The title is clear about what this book is about: the language of content strategy. I appreciated the lexicon, and it made me wish this were part of a series, similar to A Very Short Introduction books. The Language of UX. The Language of IA.
I find that lexicons do more than define terms for us. In general, these collections function as overviews of a discipline. They explicitly state what matters to the discipline, and they also imply what matters to the discipline simply by the topics included and how those topics are defined. (Lexicons can also shed light on the discipline's history and can be fun for amateur etymologists.)
This book is a comprehensive overview of content strategy. As someone who has practiced some content strategy, I liked seeing where that work is situated. I liked that my work was defined by industry-standard terminology, and I found an appropriate way to talk about what I most like about content strategy - inventories, analysis, semantics, and taxonomies, and the editorial side rather than technical side (instead of "liking words and not code"). After reading this book, readers can be confident that they share a common language with practitioners, so hesitate to engage no more.
This lexicon lets you know what's important. Behind the scenes: repeatable, reusable, automated, and structured. For the consumer: personalized in every way - accessible, adaptive, translated, and localized as well as appropriate for grade level, device, location, and situation. "The right content, to the right audience, anytime, anywhere, on any device." (Abel)
Consider these words: architecture, engineering, matrix, model, optimization, and system.Read more ›

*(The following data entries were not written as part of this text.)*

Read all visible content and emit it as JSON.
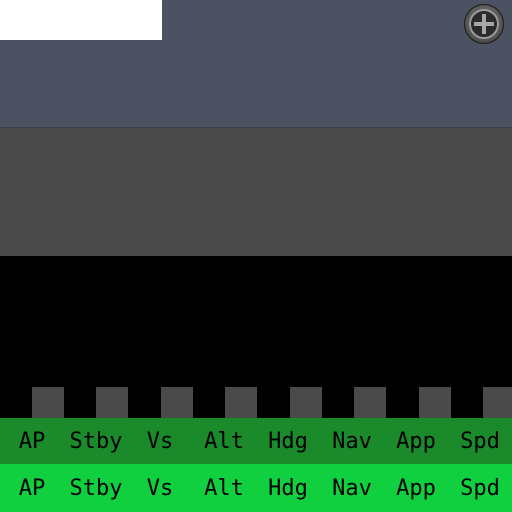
{
  "colors": {
    "top_panel": "#4c5262",
    "mid_panel": "#4a4a4a",
    "black_area": "#000000",
    "indicator_off": "#4a4a4a",
    "row1_green": "#1a8a2a",
    "row2_green": "#10d040",
    "text": "#000000"
  },
  "icons": {
    "zoom": "plus-knob-icon"
  },
  "autopilot": {
    "row1": [
      "AP",
      "Stby",
      "Vs",
      "Alt",
      "Hdg",
      "Nav",
      "App",
      "Spd"
    ],
    "row2": [
      "AP",
      "Stby",
      "Vs",
      "Alt",
      "Hdg",
      "Nav",
      "App",
      "Spd"
    ],
    "indicators_lit": [
      false,
      false,
      false,
      false,
      false,
      false,
      false,
      false
    ]
  }
}
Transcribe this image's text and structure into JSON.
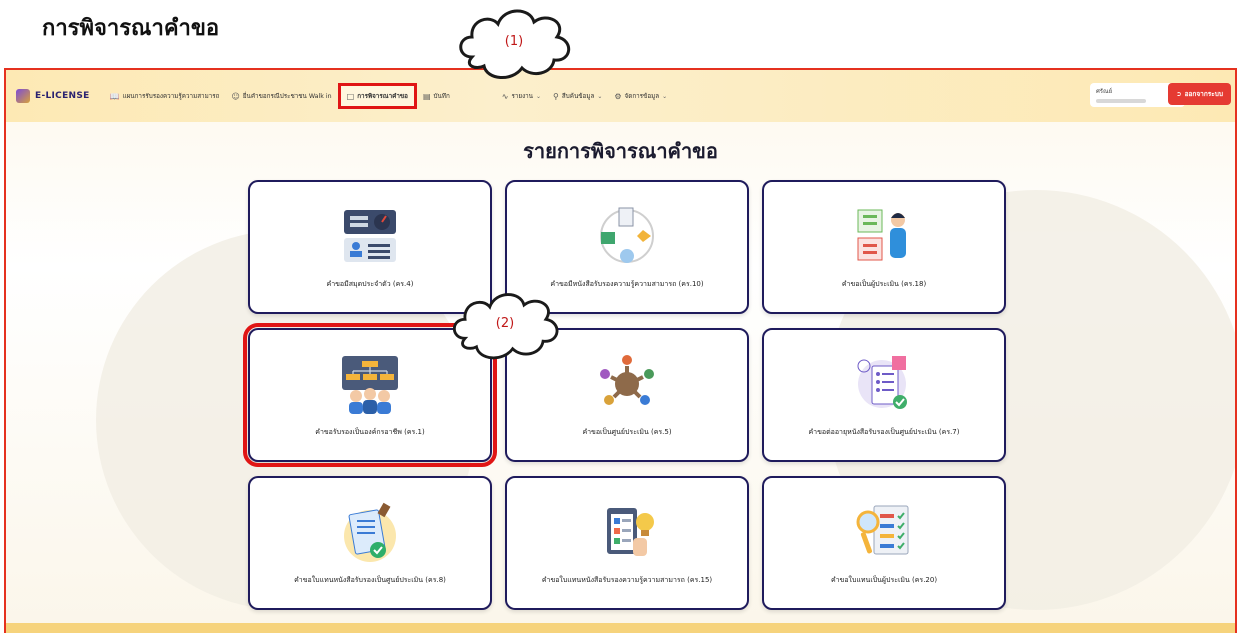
{
  "document": {
    "heading": "การพิจารณาคำขอ"
  },
  "navbar": {
    "brand": "E-LICENSE",
    "menu": [
      {
        "label": "แผนการรับรองความรู้ความสามารถ",
        "icon": "book-icon"
      },
      {
        "label": "ยื่นคำขอกรณีประชาชน Walk in",
        "icon": "user-add-icon"
      },
      {
        "label": "การพิจารณาคำขอ",
        "icon": "clipboard-icon"
      },
      {
        "label": "บันทึก",
        "icon": "document-icon"
      },
      {
        "label": "รายงาน",
        "icon": "chart-line-icon"
      },
      {
        "label": "สืบค้นข้อมูล",
        "icon": "search-icon"
      },
      {
        "label": "จัดการข้อมูล",
        "icon": "gear-icon"
      }
    ],
    "user_label": "ศรัณย์",
    "logout_label": "ออกจากระบบ"
  },
  "page": {
    "title": "รายการพิจารณาคำขอ"
  },
  "cards": [
    {
      "label": "คำขอมีสมุดประจำตัว (คร.4)",
      "icon": "id-card-icon"
    },
    {
      "label": "คำขอมีหนังสือรับรองความรู้ความสามารถ (คร.10)",
      "icon": "certificate-process-icon"
    },
    {
      "label": "คำขอเป็นผู้ประเมิน (คร.18)",
      "icon": "assessor-icon"
    },
    {
      "label": "คำขอรับรองเป็นองค์กรอาชีพ (คร.1)",
      "icon": "organization-icon"
    },
    {
      "label": "คำขอเป็นศูนย์ประเมิน (คร.5)",
      "icon": "team-circle-icon"
    },
    {
      "label": "คำขอต่ออายุหนังสือรับรองเป็นศูนย์ประเมิน (คร.7)",
      "icon": "checklist-renew-icon"
    },
    {
      "label": "คำขอใบแทนหนังสือรับรองเป็นศูนย์ประเมิน (คร.8)",
      "icon": "stamped-document-icon"
    },
    {
      "label": "คำขอใบแทนหนังสือรับรองความรู้ความสามารถ (คร.15)",
      "icon": "clipboard-idea-icon"
    },
    {
      "label": "คำขอใบแทนเป็นผู้ประเมิน (คร.20)",
      "icon": "magnifier-list-icon"
    }
  ],
  "callouts": [
    {
      "text": "(1)"
    },
    {
      "text": "(2)"
    }
  ]
}
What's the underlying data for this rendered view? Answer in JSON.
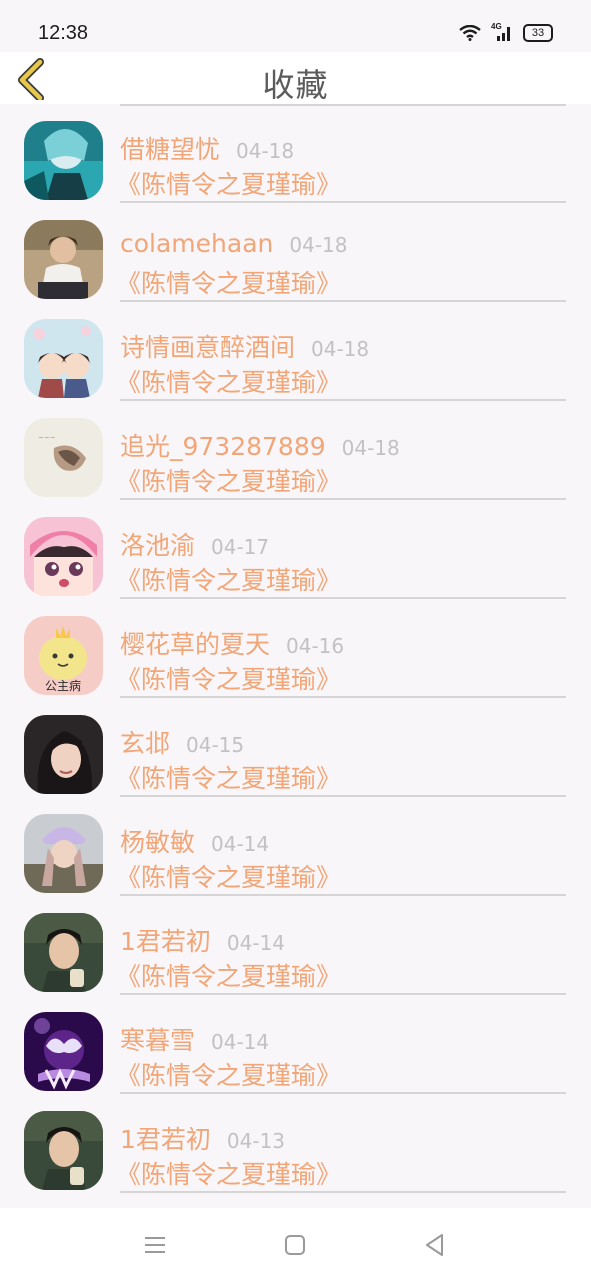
{
  "status": {
    "time": "12:38",
    "network": "4G",
    "battery": "33"
  },
  "header": {
    "title": "收藏"
  },
  "favorites": [
    {
      "name": "借糖望忧",
      "date": "04-18",
      "book": "《陈情令之夏瑾瑜》"
    },
    {
      "name": "colamehaan",
      "date": "04-18",
      "book": "《陈情令之夏瑾瑜》"
    },
    {
      "name": "诗情画意醉酒间",
      "date": "04-18",
      "book": "《陈情令之夏瑾瑜》"
    },
    {
      "name": "追光_973287889",
      "date": "04-18",
      "book": "《陈情令之夏瑾瑜》"
    },
    {
      "name": "洛池渝",
      "date": "04-17",
      "book": "《陈情令之夏瑾瑜》"
    },
    {
      "name": "樱花草的夏天",
      "date": "04-16",
      "book": "《陈情令之夏瑾瑜》"
    },
    {
      "name": "玄邶",
      "date": "04-15",
      "book": "《陈情令之夏瑾瑜》"
    },
    {
      "name": "杨敏敏",
      "date": "04-14",
      "book": "《陈情令之夏瑾瑜》"
    },
    {
      "name": "1君若初",
      "date": "04-14",
      "book": "《陈情令之夏瑾瑜》"
    },
    {
      "name": "寒暮雪",
      "date": "04-14",
      "book": "《陈情令之夏瑾瑜》"
    },
    {
      "name": "1君若初",
      "date": "04-13",
      "book": "《陈情令之夏瑾瑜》"
    }
  ],
  "avatar_art": [
    {
      "label": ""
    },
    {
      "label": ""
    },
    {
      "label": ""
    },
    {
      "label": ""
    },
    {
      "label": ""
    },
    {
      "label": "公主病"
    },
    {
      "label": ""
    },
    {
      "label": ""
    },
    {
      "label": ""
    },
    {
      "label": ""
    },
    {
      "label": ""
    }
  ],
  "colors": {
    "accent": "#f2a678",
    "date": "#c2c2c2",
    "title": "#5b5b5b",
    "back": "#e8c84a"
  }
}
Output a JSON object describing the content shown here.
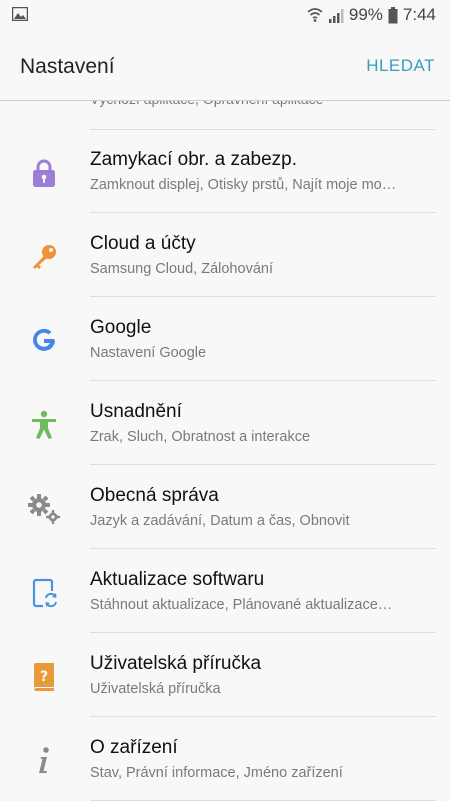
{
  "status_bar": {
    "battery": "99%",
    "time": "7:44"
  },
  "app_bar": {
    "title": "Nastavení",
    "search": "HLEDAT"
  },
  "partial_item": {
    "subtitle": "Výchozí aplikace, Oprávnění aplikace"
  },
  "items": [
    {
      "title": "Zamykací obr. a zabezp.",
      "subtitle": "Zamknout displej, Otisky prstů, Najít moje mo…",
      "icon": "lock-icon",
      "color": "#9b7fd6"
    },
    {
      "title": "Cloud a účty",
      "subtitle": "Samsung Cloud, Zálohování",
      "icon": "key-icon",
      "color": "#f0913a"
    },
    {
      "title": "Google",
      "subtitle": "Nastavení Google",
      "icon": "google-icon",
      "color": "#4a84e6"
    },
    {
      "title": "Usnadnění",
      "subtitle": "Zrak, Sluch, Obratnost a interakce",
      "icon": "accessibility-icon",
      "color": "#6dbb5e"
    },
    {
      "title": "Obecná správa",
      "subtitle": "Jazyk a zadávání, Datum a čas, Obnovit",
      "icon": "gears-icon",
      "color": "#8a8a8a"
    },
    {
      "title": "Aktualizace softwaru",
      "subtitle": "Stáhnout aktualizace, Plánované aktualizace…",
      "icon": "software-update-icon",
      "color": "#4a93e0"
    },
    {
      "title": "Uživatelská příručka",
      "subtitle": "Uživatelská příručka",
      "icon": "user-manual-icon",
      "color": "#e89a3a"
    },
    {
      "title": "O zařízení",
      "subtitle": "Stav, Právní informace, Jméno zařízení",
      "icon": "info-icon",
      "color": "#8a8a8a"
    }
  ]
}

The book provides short texts written by 52 experts in the field of content strategy, with each text defining a term used in this field. I was afraid that reading a "dictionary" of content strategy terms might be tedious, but I very much enjoyed it. The language is crisp and dynamic, the descriptions read very well, and enough information is provided to clearly explain each term without drowning the reader with too many details. I often found myself underlining sections of the book and taking notes in the margins for topics I wanted to explore, and I know that I'll go back to this book for reference.
Each text also includes a short bio of the contributor, which allowed me to come up with a list of other books I want to read, as well as blogs and Twitter accounts I want to follow. Clearly, the editors gave much thought to the content and organisation of this book. They know content!
Most Recent Customer Reviews
It's not always easy to get the right content for your website, blog, and such so this book helps you perfect that strategy and make it easy for you to get started. Read morePublished 20 months ago by Romantique
I think why this book is important is that it shores up a set of working definitions for terms used about content and content strategy and does so in a concise, easy to digest... Read morePublished on May 18, 2014 by Kevin P. Nichols
A shared terminology is absolutely the basis on which a profession grows, and this book paves the way for ours to become even more recognised and valued. Read morePublished on April 9, 2014 by Lennie Beattie
Scott Abel and Rahel Bailie have used their many years of experience in their respective fields to give our still emerging content strategy industry a clear set of terms. Read morePublished on March 14, 2014 by Kevin Howarth
I could see this being useful for content strategists on larger teams or in an agency setting where clients want to know what they're getting on a proposal summary. Read morePublished on March 6, 2014 by Nicole Fenton
This is a good read for those who need an introduction to content strategy. Would be great for newbies, those who are interested in getting their feet wet and those who want to... Read morePublished on February 28, 2014 by Ahava Leibtag